Several years ago, when a local bookstore was going out of business, I looked at the shelves to see what I might like to buy during the final sale days. There were three shelves of guide books, and I hoped to buy several "Golden Guides to [Insects, Mammals, Fish, Reptiles, Spiders, etc.]" for budding scientists among family and friends. Alas, I waited too long, and when I finally got back to the store the shelves were empty except for one lone, rather slim book: "A Field Guide to Ticks." After a moment of distress that I had failed Shopping 101, I picked up the book, paid for it at the register, and took it home. While i haven't consulted it too often, I do like to display it prominently on the living room bookshelf. In fact, I have brought several additional copies and given them as Christmas presents to friends with particularly tick-infested gardens and woods.

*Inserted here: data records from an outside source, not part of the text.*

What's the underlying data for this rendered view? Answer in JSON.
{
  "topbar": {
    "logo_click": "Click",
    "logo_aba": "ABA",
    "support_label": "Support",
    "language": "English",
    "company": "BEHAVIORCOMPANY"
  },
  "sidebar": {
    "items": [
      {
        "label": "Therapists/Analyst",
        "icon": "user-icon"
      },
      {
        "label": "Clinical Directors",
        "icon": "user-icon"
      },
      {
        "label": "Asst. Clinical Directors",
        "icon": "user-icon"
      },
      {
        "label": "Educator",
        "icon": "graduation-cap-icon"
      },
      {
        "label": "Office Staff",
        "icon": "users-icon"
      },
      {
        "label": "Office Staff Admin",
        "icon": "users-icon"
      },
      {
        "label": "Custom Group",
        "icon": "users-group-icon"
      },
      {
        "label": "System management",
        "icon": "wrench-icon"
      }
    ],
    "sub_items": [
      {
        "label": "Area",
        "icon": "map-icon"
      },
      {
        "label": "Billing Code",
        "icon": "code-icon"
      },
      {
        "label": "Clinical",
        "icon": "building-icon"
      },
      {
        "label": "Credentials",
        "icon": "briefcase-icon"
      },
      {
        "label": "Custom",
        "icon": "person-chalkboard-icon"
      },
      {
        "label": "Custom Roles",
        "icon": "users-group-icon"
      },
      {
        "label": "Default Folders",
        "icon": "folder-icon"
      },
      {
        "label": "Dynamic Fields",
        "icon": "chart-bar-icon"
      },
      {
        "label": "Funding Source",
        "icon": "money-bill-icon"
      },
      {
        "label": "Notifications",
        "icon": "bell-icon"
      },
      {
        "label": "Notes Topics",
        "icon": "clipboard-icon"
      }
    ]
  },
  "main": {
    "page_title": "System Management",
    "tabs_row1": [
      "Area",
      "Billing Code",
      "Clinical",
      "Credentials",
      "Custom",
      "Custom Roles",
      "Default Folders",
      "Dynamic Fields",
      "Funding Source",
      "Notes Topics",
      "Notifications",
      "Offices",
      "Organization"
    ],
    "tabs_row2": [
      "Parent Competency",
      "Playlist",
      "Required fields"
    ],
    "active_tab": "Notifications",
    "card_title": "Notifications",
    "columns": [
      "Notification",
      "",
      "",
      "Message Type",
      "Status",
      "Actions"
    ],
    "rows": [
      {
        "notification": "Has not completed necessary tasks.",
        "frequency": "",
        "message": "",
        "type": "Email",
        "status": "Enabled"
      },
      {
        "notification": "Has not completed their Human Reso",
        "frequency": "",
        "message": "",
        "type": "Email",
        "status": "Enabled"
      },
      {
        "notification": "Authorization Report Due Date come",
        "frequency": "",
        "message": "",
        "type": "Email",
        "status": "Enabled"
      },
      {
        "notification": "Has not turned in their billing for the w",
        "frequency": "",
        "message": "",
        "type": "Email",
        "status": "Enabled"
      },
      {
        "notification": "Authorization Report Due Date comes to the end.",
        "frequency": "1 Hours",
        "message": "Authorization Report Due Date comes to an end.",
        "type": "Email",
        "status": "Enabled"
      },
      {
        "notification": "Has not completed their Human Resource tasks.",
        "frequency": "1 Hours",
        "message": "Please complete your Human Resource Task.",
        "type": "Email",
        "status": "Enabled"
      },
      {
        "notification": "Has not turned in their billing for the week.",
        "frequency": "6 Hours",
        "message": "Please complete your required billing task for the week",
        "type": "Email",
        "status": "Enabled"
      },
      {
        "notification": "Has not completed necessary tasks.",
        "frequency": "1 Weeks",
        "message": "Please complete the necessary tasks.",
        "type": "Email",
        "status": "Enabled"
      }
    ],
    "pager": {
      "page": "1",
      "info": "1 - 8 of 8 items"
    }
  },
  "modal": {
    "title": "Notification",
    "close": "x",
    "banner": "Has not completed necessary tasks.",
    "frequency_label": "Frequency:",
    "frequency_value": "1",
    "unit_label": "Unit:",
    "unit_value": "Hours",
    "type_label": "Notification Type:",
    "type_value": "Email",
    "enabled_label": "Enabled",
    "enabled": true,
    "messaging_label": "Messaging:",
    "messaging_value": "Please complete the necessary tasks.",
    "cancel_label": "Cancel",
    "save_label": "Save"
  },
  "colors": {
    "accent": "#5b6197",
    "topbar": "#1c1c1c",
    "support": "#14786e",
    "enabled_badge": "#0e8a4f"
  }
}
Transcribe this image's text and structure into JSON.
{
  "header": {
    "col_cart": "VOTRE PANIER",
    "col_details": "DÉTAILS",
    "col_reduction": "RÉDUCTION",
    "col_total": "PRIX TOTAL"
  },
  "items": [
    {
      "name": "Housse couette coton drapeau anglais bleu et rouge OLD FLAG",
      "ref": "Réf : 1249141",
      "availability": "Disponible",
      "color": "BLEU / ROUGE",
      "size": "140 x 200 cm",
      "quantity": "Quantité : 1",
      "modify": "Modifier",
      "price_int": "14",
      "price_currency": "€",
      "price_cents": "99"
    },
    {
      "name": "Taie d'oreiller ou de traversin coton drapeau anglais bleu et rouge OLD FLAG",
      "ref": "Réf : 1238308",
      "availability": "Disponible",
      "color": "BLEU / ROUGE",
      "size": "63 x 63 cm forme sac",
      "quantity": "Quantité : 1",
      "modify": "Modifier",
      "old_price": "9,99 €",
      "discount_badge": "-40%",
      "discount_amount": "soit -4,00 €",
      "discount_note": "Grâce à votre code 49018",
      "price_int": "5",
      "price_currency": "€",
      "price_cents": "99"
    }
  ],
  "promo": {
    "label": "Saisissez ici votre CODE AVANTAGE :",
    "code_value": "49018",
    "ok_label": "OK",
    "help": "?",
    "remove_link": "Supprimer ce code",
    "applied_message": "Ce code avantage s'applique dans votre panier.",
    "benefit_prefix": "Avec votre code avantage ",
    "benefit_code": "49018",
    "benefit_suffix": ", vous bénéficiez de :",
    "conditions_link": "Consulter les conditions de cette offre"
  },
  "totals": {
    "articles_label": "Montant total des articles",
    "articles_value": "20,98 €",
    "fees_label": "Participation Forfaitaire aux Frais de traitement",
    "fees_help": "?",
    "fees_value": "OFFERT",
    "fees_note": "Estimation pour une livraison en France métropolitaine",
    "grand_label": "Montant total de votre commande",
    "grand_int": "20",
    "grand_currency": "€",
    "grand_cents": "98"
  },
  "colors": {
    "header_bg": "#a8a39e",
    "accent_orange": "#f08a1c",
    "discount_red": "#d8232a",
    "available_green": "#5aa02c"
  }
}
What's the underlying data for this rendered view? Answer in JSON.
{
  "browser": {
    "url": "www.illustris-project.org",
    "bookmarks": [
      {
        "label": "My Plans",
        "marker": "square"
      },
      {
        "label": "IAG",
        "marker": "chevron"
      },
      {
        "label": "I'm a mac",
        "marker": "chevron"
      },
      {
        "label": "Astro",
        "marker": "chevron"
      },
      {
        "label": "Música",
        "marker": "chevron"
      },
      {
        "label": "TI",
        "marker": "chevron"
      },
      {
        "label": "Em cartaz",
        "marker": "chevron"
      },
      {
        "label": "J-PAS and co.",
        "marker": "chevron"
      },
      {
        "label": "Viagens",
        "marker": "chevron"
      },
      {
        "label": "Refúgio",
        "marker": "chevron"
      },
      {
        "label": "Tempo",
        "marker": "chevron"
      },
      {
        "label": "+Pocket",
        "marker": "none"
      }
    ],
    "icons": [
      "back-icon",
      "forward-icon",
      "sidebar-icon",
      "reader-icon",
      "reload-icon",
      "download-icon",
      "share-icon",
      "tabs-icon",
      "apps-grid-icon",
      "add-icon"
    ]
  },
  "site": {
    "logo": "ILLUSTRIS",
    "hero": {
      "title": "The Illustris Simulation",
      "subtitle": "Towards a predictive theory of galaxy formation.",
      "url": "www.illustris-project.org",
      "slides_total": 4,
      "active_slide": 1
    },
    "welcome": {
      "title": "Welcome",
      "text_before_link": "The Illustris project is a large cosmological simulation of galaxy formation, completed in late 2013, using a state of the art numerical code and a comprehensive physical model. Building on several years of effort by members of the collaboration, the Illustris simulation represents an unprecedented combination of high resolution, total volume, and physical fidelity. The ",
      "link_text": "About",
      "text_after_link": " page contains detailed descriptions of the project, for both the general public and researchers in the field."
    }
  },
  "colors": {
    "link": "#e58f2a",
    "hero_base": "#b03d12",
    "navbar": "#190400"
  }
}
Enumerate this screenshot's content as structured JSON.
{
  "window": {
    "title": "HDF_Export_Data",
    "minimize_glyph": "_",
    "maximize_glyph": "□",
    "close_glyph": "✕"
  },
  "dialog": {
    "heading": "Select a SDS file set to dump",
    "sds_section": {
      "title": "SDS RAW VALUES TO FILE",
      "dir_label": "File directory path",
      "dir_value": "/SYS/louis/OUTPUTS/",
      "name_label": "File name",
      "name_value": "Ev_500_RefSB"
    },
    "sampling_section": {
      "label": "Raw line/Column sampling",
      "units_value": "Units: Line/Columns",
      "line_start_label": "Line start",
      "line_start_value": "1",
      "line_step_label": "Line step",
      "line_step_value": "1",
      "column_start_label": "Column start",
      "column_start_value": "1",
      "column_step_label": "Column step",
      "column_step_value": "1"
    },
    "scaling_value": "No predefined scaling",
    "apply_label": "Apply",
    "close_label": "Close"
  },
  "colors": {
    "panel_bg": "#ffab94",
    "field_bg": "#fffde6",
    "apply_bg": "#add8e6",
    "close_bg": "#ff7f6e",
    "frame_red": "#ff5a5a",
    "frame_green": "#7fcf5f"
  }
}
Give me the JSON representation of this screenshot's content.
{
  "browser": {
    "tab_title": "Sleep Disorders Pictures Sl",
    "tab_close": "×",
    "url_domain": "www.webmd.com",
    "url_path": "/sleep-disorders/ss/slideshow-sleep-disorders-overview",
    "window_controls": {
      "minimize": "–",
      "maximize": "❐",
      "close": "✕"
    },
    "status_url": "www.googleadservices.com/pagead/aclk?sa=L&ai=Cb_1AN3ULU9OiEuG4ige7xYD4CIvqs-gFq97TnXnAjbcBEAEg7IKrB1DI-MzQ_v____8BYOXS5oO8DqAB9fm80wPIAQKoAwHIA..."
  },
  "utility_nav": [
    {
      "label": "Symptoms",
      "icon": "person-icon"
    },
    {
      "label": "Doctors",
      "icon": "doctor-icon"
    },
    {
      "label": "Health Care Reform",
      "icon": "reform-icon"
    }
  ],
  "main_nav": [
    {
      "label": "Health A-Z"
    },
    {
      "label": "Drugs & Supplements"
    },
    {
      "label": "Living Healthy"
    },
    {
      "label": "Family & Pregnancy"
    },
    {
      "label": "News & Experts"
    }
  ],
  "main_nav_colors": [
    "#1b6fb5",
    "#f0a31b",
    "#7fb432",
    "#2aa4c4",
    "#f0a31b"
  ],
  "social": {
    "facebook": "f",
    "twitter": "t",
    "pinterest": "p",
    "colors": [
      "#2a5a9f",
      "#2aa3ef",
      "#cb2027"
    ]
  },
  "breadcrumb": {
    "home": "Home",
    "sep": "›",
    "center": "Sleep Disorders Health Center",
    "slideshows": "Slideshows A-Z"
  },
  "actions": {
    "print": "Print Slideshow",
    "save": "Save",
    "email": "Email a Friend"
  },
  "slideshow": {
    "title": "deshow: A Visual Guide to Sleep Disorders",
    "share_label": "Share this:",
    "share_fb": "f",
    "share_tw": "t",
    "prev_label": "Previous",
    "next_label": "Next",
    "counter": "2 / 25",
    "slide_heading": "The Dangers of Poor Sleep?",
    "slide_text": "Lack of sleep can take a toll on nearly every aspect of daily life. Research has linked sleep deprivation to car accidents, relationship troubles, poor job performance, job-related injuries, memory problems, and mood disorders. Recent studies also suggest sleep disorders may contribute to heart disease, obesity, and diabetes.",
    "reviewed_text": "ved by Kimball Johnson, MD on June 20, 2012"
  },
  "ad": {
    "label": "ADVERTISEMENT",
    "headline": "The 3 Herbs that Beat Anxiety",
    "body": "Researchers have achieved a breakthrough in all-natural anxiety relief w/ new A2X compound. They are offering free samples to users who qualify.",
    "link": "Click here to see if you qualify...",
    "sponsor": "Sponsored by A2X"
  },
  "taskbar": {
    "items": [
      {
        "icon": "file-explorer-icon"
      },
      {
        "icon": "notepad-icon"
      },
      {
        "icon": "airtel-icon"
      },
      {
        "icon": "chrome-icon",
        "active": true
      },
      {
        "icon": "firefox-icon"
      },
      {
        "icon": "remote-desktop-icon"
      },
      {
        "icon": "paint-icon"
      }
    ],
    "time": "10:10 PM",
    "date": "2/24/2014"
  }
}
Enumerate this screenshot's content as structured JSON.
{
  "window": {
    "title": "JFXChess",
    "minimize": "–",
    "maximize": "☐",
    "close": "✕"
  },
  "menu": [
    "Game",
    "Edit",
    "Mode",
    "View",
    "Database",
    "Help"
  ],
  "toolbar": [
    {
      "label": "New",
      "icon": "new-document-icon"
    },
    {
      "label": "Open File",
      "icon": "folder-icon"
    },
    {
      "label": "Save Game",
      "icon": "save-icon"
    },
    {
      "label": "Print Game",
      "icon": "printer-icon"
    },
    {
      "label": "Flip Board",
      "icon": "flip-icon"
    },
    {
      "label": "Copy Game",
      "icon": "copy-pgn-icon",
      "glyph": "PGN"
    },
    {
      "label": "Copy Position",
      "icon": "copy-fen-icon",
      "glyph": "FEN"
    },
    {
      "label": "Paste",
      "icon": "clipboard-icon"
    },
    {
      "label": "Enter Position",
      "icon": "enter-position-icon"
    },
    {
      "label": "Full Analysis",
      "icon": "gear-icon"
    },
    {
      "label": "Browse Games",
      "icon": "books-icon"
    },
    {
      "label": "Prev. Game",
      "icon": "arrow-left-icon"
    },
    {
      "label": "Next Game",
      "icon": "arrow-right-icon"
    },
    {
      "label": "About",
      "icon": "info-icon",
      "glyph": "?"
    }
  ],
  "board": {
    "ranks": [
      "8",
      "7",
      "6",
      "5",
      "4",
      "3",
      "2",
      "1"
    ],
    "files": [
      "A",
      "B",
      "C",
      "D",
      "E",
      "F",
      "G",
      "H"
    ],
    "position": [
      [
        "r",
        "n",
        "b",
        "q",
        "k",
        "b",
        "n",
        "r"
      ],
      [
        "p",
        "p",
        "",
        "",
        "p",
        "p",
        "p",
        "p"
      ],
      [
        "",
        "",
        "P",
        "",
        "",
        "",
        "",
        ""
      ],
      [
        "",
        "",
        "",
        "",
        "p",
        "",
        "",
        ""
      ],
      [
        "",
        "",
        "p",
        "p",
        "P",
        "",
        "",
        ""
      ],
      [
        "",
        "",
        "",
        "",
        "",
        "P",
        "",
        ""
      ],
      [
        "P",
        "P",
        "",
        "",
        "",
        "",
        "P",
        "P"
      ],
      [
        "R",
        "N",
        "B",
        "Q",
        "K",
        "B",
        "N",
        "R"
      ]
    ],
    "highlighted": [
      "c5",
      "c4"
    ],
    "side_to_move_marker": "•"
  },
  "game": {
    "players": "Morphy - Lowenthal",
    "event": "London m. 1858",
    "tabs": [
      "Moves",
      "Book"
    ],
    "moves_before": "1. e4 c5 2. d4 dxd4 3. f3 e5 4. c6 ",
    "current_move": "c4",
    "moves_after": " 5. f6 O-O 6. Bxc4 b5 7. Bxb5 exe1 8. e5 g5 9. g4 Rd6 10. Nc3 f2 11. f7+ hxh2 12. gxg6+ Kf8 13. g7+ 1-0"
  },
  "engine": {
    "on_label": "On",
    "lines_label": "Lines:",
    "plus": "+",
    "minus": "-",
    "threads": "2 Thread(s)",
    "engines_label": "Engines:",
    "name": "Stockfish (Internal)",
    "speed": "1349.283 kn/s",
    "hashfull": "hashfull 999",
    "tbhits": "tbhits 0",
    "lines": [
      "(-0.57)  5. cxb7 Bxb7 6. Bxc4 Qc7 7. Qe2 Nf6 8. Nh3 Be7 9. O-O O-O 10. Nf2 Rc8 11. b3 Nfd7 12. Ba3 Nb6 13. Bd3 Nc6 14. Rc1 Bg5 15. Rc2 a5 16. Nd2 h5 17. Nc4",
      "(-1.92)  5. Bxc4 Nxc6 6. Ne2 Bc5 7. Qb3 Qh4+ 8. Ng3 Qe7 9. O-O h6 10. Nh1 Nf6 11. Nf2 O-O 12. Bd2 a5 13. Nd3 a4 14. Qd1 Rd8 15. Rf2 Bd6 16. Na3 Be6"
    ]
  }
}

About fifteen years ago I drew a tee shirt for our Women n Science Program. There was a dog with a hat as the center piece, and with a nod to the multitude of biologists among us, the dog peers into a microscope at some unformed mass on the stage. The shirts went like the proverbial hot cakes, and gradually mine became thin and ragged and positively indecent to wear.
Time passed. On the occasion of a friend's retirement two years ago, I decided to reprint the shirts. The design, dog and hat stayed intact, but the second edition shirt places a tick on the microscope stage. What better research endeavor for a young dog scientist than to study ticks - and maybe provide some insight into how to thwart their efforts to creep out the world.
After the new shirts were printed and publicly presented to the retiring and slightly dazed colleague, I heard this story of what happened to one of our graduates during his time in graduate school out in LA.
One sunny morning, while riding the bus to his lab and planning his experiments for the day, his thoughts were interrupted when another rider started to ream him out because she objected to a woman in science being represented by a dog. And, a dog with a hat! After a few minutes of being the object of this public spectacle, he fled the bus. He mentioned this incident to his faculty mentor back home, who, the story goes, knew about "the problem," and that was why he had decided years previously to give his shirt away to a one of his students.
I love the shirt. Most people do. But now I am over-sensitized about the picture, and I honestly do not know what to do with eighteen new, lovely, women in science tee shirts, complete with dog, hat, microscope, and anatomically correct tick (using, of course, my trusty field guide to provide an up close and personal model of a tick).